The rational of this study we intended to investigate whether the peripheral blood immunological/virological biomarkers were associated with distinct patterns of sleeping quality in patients with chronic hepatitis C-(HCV). Distinct well established indexes/scores were used to categorize the sleeping quality of HCV patients, including the Pittsburgh-Sleep-Quality-Index, Epworth-Sleepiness-Scale and Fatigue-Severity-Scores.

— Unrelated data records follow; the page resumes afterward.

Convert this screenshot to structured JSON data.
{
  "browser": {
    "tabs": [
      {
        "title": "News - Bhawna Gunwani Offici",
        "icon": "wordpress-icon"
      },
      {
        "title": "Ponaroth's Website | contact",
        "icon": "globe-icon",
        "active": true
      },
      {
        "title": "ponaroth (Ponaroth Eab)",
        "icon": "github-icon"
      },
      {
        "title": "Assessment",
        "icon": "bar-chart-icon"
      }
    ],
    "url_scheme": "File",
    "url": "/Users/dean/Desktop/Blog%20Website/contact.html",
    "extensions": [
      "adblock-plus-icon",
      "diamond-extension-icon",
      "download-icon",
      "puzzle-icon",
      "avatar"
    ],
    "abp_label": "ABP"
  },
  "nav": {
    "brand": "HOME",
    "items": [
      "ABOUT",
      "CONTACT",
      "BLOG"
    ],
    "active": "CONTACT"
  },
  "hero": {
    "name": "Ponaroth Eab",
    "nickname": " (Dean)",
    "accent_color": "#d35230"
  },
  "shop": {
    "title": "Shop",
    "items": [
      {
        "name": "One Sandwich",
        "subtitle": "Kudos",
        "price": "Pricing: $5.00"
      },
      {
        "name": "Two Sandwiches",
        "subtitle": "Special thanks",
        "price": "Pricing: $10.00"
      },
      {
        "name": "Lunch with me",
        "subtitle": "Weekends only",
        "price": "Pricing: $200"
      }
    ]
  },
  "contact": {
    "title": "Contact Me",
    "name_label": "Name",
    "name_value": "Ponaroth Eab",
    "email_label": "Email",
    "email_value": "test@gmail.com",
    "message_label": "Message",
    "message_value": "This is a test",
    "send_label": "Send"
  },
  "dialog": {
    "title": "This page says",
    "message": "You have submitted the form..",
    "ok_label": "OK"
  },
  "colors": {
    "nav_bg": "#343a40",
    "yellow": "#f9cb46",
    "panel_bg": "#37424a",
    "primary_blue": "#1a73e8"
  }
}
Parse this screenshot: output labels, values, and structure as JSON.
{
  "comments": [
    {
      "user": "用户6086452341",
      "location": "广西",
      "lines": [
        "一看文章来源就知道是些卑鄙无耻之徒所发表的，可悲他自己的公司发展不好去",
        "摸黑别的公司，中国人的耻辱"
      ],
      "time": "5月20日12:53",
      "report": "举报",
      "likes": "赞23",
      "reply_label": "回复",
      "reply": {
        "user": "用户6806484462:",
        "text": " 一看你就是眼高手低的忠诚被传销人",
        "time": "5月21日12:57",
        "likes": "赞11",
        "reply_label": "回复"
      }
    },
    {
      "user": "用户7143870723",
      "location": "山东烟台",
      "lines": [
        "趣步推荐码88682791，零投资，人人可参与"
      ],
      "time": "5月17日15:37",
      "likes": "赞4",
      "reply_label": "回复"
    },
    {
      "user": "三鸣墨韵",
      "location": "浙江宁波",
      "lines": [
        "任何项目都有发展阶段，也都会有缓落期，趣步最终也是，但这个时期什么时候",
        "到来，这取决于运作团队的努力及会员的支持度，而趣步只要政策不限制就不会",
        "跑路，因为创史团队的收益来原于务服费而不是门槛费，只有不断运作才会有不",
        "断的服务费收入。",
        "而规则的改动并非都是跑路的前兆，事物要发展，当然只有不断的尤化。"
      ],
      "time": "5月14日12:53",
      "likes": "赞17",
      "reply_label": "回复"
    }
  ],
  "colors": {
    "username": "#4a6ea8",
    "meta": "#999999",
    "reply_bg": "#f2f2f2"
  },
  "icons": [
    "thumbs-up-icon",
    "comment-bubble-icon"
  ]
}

Our findings demonstrated that HCV patients classified as "good-sleeper" displayed an enhanced frequency of circulating CD8(+) T-cells, lower frequency of activated-(CD69(+) ) neutrophils and eosinophils but enhanced frequency of activated lymphocytes besides lower seric levels of IL-4/IL-8/IL-10 but higher levels of IL-12, besides lower HCV virus load and lower anti-HCV IgG levels. In contrast, HCV patients classified as "poor-sleeper" displayed enhanced levels of activated neutrophils and eosinophils but lower frequency of activated lymphocytes, higher seric levels of IL-6/TNF-?/IL-10 but lower levels of IL-12 besides higher HCV virus load and increased anti-HCV IgG levels. Positive correlation was further confirmed the relationhship between the leukocyte activation status, the cytokine levels, the HCV viral-load and the anti-HCV IgG reactivity with the PSQI indexes. Analysis of cytokine signature curves demonstrated that lower frequency of IL-10 was observed in HCV patients classified as "good-sleepers" whereas enhanced frequency of IL-6 was found HCV patients classified as "poor-sleepers".
In conclusion, our data suggest that immunological biomarkers (leukocytes activation status and seric cytokines levels) are likely to be associated with sleeping quality patterns in HCV patients, suggesting their putative use for clinical monitoring purposes.